As Connecticut residents may know, it is important for drug manufacturers to properly label medications. The containers should contain the name of the medication, the dosage, instructions concerning the use of the drug as well as adequate warning of problems associated with the drug. While some dosing errors are made by prescribers or pharmacists, others may be the result of manufacturer error.
A case in France involved an alleged connection to Teva Pharmaceuticals. In June 2013, six individuals died after taking medication labeled as furosemide, a heart drug. The vials containing the medication were mislabeled. Instead of furosemide, the vials contained zopiclone, a sedative. Following an investigation of the manufacturing plant, the French authorities were unable to find negligence or mishandling. Later, it was reported that counterfeit drugs were found in a warehouse. Other packages were shipped to France from India and passed through a major French airport. The drugs were seized by authorities.
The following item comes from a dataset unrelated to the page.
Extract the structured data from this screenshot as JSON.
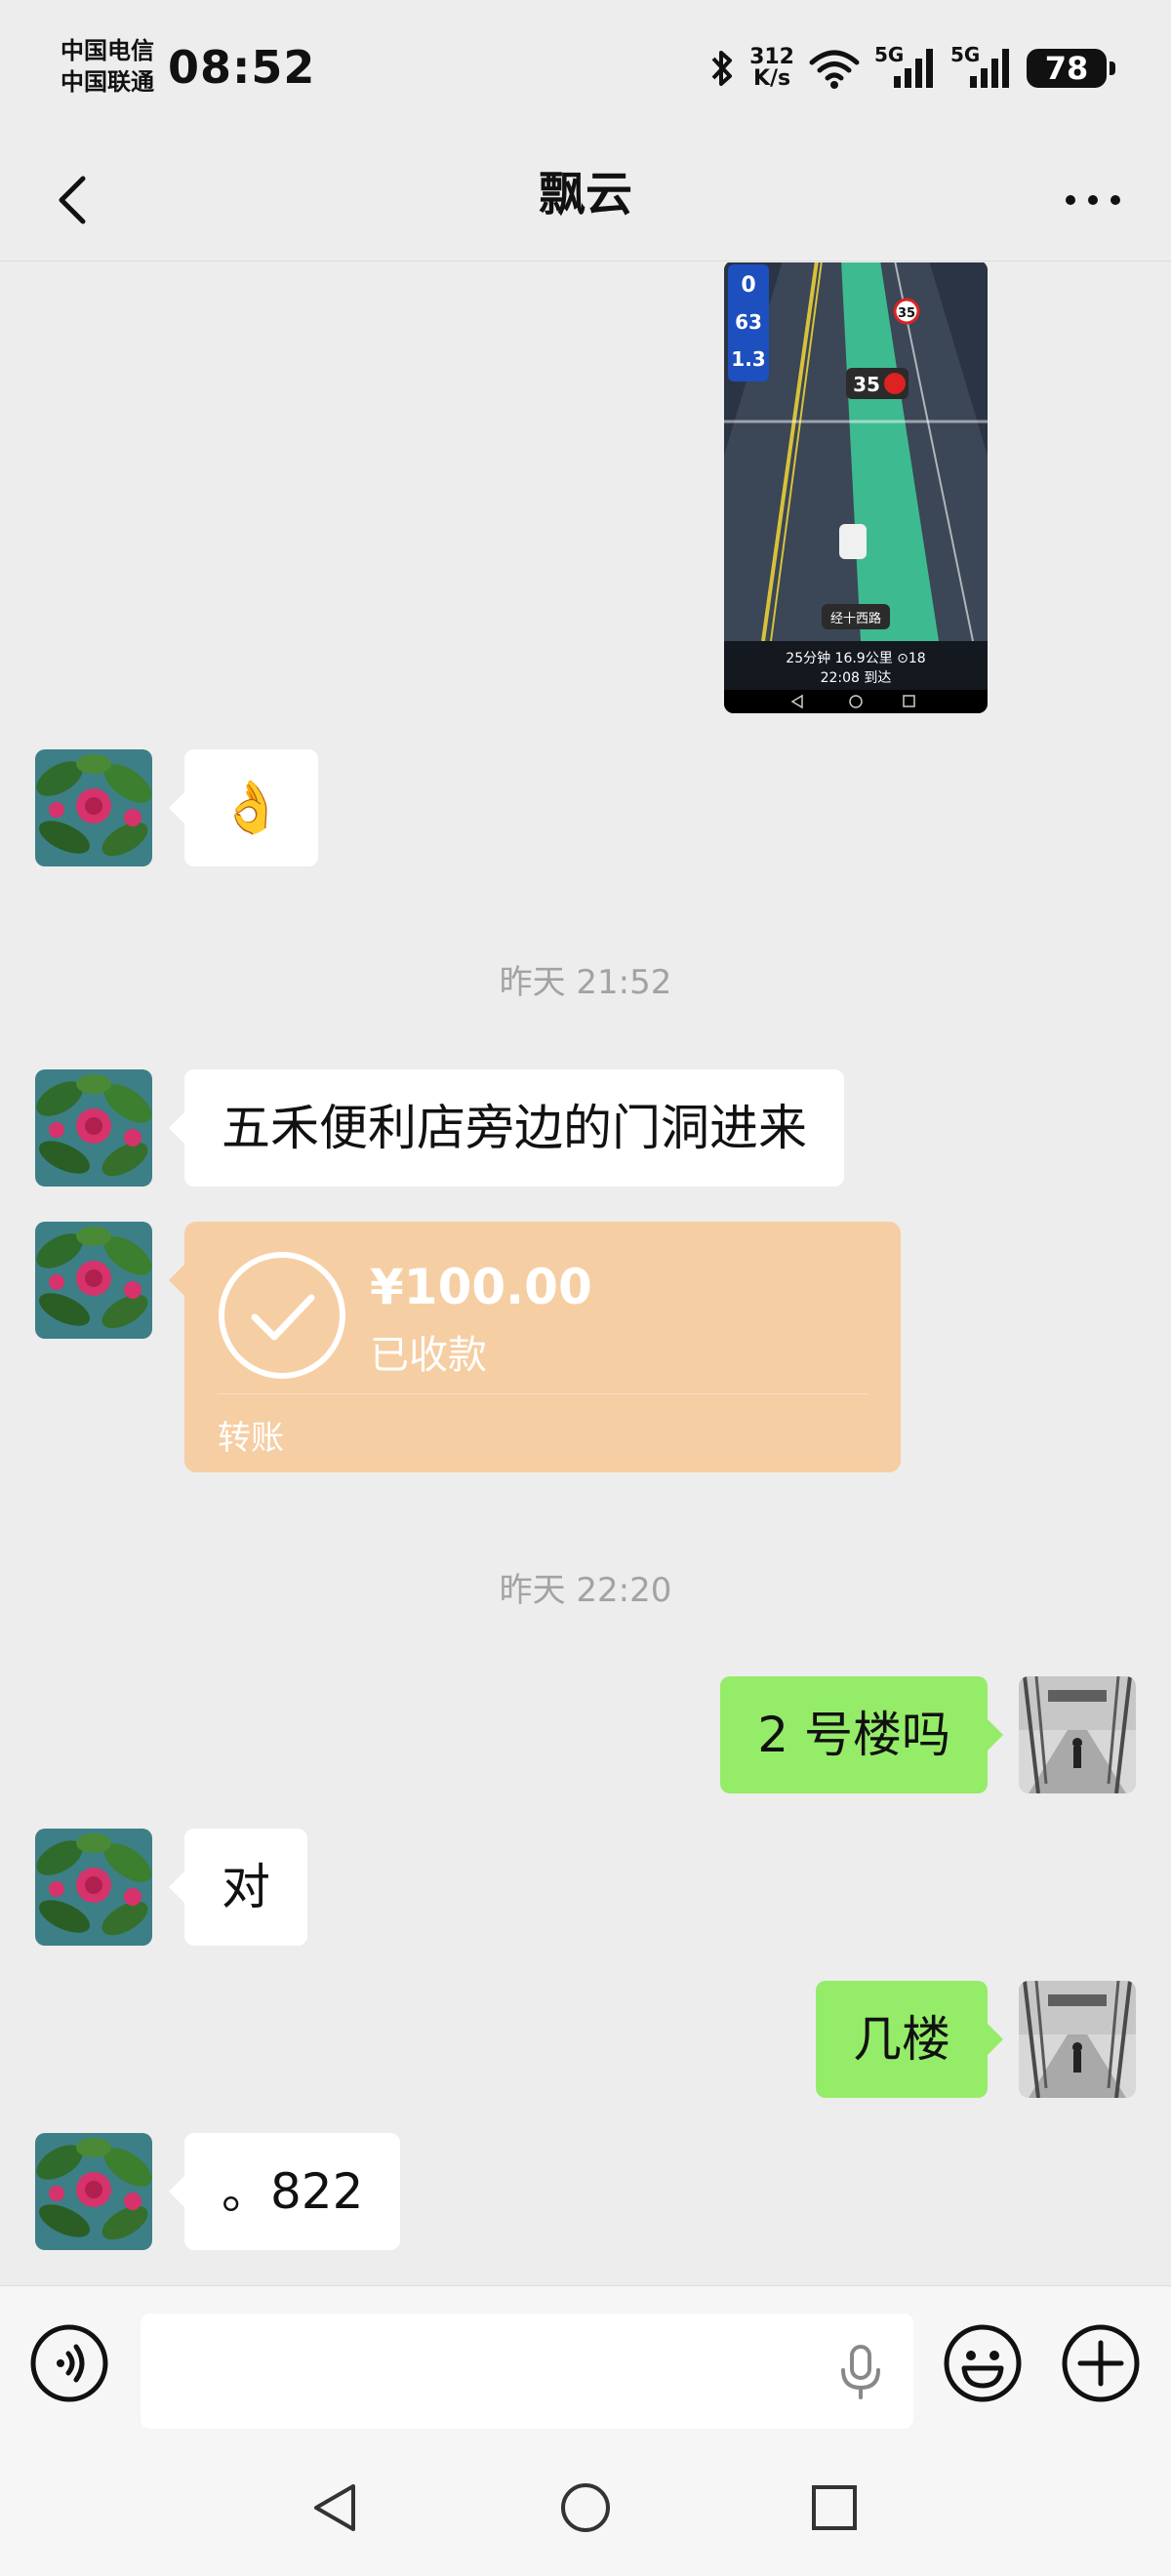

In another case, a New Zealand woman suffered burns due to a procedure where an acetic acid mixture was used in a concentrated format. The mixture required dilution to be safely used. The manufacturer labeled the mixture incorrectly, leading to the injury.
Manufacturers are obligated to label ingredients correctly. The drugs or solutions must conform to safe manufacturing practices. In the event that this is not done, a patient may be severely injured or killed. The manufacturer might be held liable for financial damages due to negligence. In the event that mislabeling happened due to pharmacy error, the pharmacy and its employee may be considered negligent. A person who has been harmed as a result of medication error may want to meet with a medical malpractice attorney in order to determine how to proceed with seeking financial compensation for the damages that have been incurred.